John Platt Completes the Box Lake USGS Quad Peaks

Last week, John Platt completed all of the ranked peaks on the Box Lake USGS quadrangle. While many Southern Idaho climbers think the world begins and ends in Eastern Idaho’s Lost River Mountain, John has methodically demonstrated that the Lick Creek subrange of the Salmon River Mountains is a granitic wonderland for climbers. The Box Lake quad is arguably the heart of the Lick Creek Range.

John’s first peak in the quad was the remote South Loon Peak, which he climbed in 1999 during a backpacking trip to Enos Lake. He has climbed South Loon Peak on a number of occasions since that first ascent. South Loon Peak is the quintessential Lick Creek peak as it incorporates large doses of all the obstacles facing climbers who venture into the range. As John states: “The biggest challenge in climbing Lick Creek peaks is navigating and dealing with off-trail issues, especially steepness, granite blocks, slabs and towers and deadfall.”

Thinking back on his accomplishment, John comments: “When I look at all those Box Lake quad peaks, it makes my head spin remembering the difficult miles I traveled off trail.” John also added: “I think my favorite was probably ‘Paintbrush’ (Peak 8610). “It’s a really cool peak that you can see and identify from lots of places. It is a gorgeous hike with tons of wildflowers and I crossed the summit with my wife Julie as part of a big loop hike on a beautiful day.” Paintbrush is followed in John’s pantheon of favorite Box Lake quad peaks by Peak 8647, which John calls “Teardrop Peak” (because he made Julie cry on this ascent). “It has a nice snow ridge with a little Class 4 rock and some exposed snow climbing.”

John’s hardest day of climbing in the quad was when he and Michael Pelton climbed South Loon Mountain and North Loon Mountain (located just north of the quad). In one of his typical understatements, John relates that the day just “about killed me.” Considering that the day involved 20 miles, 7,100 feet of elevation gain and 15 hours of mostly cross-country travel, I think it would have killed many of us.

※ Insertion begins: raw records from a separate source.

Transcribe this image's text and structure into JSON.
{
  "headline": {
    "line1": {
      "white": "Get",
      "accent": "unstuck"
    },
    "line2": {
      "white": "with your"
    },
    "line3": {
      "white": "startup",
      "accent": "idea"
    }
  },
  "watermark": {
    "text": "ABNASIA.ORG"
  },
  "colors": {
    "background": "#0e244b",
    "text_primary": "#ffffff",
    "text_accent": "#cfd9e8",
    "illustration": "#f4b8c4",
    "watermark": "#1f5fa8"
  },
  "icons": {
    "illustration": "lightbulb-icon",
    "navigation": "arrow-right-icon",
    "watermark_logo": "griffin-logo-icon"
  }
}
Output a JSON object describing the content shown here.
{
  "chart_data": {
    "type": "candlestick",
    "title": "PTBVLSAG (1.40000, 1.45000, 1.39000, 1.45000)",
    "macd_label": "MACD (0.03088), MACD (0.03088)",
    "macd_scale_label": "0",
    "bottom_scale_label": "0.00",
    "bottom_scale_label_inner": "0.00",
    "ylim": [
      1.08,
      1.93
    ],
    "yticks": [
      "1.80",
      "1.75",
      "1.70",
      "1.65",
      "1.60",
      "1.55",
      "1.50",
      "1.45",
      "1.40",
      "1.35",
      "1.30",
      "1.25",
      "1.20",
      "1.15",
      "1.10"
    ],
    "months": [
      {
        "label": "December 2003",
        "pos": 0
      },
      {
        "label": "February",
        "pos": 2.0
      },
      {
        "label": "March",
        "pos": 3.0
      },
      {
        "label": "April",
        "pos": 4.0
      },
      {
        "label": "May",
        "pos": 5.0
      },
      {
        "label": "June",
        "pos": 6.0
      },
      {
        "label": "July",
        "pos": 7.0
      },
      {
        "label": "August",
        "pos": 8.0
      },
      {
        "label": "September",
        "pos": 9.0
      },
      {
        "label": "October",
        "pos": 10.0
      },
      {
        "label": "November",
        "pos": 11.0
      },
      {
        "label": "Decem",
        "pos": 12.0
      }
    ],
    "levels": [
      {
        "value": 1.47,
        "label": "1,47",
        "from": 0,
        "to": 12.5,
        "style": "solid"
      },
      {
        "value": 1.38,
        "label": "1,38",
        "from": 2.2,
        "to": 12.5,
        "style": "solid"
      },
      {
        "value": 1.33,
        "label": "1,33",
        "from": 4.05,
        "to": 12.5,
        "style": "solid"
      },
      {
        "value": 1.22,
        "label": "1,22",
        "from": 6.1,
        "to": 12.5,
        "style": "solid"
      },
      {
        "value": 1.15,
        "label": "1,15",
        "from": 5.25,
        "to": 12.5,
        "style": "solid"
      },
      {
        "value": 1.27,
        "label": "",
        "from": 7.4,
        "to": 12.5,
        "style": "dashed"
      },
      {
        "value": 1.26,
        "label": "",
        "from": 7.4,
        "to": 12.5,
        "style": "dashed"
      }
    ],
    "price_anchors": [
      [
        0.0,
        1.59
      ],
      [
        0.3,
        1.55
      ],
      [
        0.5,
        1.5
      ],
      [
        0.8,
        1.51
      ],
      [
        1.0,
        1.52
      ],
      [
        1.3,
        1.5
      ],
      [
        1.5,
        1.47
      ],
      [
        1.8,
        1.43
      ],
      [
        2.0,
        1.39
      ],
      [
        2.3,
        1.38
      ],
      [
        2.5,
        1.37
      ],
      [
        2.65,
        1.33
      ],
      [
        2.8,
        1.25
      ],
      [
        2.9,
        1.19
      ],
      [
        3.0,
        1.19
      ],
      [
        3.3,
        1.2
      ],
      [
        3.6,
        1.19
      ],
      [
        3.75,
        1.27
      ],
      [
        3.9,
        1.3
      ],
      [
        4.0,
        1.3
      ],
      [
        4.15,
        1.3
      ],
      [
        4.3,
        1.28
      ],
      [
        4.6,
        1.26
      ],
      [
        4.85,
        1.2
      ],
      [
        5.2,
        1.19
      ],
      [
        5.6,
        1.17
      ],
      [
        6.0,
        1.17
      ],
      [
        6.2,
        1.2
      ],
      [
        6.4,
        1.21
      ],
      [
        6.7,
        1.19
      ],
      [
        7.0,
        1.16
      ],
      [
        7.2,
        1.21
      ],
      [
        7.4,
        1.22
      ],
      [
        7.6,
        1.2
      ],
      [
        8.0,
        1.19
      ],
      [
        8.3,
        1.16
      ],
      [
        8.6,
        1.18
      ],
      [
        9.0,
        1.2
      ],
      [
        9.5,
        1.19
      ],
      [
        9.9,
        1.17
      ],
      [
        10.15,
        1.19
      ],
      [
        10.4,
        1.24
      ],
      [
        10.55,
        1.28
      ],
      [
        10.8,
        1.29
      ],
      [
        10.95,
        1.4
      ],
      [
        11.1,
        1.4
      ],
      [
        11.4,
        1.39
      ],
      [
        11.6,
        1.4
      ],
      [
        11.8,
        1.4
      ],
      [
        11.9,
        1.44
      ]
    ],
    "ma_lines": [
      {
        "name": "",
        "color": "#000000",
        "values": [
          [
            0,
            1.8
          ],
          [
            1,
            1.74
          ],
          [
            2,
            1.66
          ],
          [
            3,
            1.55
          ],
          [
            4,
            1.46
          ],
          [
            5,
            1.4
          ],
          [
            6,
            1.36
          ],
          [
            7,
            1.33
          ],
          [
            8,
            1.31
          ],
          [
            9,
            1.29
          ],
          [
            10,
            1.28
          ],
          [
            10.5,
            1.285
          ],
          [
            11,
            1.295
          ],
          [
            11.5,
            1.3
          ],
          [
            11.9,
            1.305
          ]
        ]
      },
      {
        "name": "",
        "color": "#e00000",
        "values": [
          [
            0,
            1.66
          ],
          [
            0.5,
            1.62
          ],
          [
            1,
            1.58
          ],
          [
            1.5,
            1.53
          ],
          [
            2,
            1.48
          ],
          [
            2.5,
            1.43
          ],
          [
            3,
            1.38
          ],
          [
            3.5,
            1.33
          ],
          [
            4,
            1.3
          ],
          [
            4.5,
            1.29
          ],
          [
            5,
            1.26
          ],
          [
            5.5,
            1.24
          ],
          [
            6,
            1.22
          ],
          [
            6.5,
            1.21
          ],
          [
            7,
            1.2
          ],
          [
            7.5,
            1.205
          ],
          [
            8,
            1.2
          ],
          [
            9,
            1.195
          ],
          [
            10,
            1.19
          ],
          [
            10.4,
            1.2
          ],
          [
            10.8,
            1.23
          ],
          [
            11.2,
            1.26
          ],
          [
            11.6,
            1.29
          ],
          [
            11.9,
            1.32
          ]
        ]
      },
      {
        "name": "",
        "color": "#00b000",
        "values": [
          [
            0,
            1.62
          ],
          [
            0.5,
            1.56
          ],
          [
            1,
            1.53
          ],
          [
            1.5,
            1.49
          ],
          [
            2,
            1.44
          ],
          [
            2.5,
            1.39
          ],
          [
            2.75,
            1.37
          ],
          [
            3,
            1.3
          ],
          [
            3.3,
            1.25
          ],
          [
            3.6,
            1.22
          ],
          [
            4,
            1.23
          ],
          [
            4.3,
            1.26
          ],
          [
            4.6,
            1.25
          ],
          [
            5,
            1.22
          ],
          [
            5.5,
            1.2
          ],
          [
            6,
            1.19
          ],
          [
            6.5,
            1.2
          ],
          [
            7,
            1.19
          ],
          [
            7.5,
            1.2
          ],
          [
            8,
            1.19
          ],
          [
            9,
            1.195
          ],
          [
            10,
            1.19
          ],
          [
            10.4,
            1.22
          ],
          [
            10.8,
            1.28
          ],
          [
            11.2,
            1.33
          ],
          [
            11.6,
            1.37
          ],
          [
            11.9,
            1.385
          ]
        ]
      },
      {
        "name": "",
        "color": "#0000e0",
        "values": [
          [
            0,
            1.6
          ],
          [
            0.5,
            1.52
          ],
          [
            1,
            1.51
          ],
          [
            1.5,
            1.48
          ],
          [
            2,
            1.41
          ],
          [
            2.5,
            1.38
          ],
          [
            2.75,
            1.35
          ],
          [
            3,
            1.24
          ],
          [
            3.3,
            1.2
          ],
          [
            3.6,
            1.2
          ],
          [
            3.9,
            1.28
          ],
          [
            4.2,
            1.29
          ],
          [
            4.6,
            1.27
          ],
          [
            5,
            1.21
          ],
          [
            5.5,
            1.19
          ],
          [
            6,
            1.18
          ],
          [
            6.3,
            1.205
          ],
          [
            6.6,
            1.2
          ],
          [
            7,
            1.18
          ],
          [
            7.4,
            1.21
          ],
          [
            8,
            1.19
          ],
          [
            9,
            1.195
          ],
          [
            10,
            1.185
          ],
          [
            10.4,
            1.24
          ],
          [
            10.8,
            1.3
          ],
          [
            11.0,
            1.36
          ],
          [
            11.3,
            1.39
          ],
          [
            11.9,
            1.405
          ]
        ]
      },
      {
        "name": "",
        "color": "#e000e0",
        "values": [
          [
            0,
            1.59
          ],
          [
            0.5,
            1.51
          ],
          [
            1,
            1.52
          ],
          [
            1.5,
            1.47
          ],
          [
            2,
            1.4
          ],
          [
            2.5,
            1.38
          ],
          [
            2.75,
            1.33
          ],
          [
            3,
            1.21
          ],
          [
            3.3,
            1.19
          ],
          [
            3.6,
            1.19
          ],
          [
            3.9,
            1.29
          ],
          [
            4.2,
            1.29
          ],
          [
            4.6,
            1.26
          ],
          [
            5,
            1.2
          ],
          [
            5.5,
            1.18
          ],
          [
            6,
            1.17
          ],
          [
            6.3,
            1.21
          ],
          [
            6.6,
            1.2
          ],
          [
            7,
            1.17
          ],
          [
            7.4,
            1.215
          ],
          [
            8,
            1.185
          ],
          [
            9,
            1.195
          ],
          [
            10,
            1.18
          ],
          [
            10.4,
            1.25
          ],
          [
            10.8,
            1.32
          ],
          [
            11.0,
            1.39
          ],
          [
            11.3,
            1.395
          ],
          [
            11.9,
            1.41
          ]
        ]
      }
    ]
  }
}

John notes that technically Hum Peak (Hum #1) is probably the toughest peak in the quad. “You have to complete a short boulder problem to sit on the summit block. But, generally, these peaks are no harder than Class 3 if you look around.”

Here are the Box Lake quad peaks:

South Loon Mountain: 9,287 feet elevation/627 feet prominence
Peak 8808: 8,808 feet/508 feet
Rain Peak: 8,755 feet/1,695 feet
Peak 8744 (Tsum Peak): 8,744 feet/764 feet
Peak 8708 (Thirtythree Peak): 8,708 feet/608 feet
Peak 8662 (Lost Art Peak): 8,662 feet/522 feet
Beaverdam Peak: 8,653 feet/831 feet
Peak 8647 (Teardrop Peak): 8,647 feet/467 feet
Burnside Peak: 8,614 feet/234 feet
Peak 8610 (Paintbrush Peak): 8,610 feet/670 feet
Peak 8605 (Wanderlost): 8,605 feet/425 feet
Peak 8573 (Humdinger Peak): 8,573 feet/593 feet
Pearl Benchmark: 8,414 feet/554 feet
Peak 8407 (Hum Peak #5): 8,407 feet/387 feet
Peak 8380 (Ho Peak): 8,380 feet/480 feet
Peak 8380 (Hum Peak): 8,380 feet/440 feet
Peak 8356 (Cly Basin Peak): 8,356 feet/599 feet
Peak 8347 (Black Pearl Peak): 8,347 feet/484 feet
Peak 8302 (Box Peak): 8,302 feet/482 feet
Peak 8289 (Foolhen Peak): 8,289 feet/509 feet
Peak 8213 (Yockwah Peak): 8,213 feet/334 feet
Peak 8041: 8,041 feet/421 feet
Peak 7889 (Flying Fish Peak): 7,889 feet/348 feet

[Editor’s Note: I linked all these peaks, with one exception, to pages on this website where you will find links to John’s trip reports. You can also visit John’s website to read about his adventures.]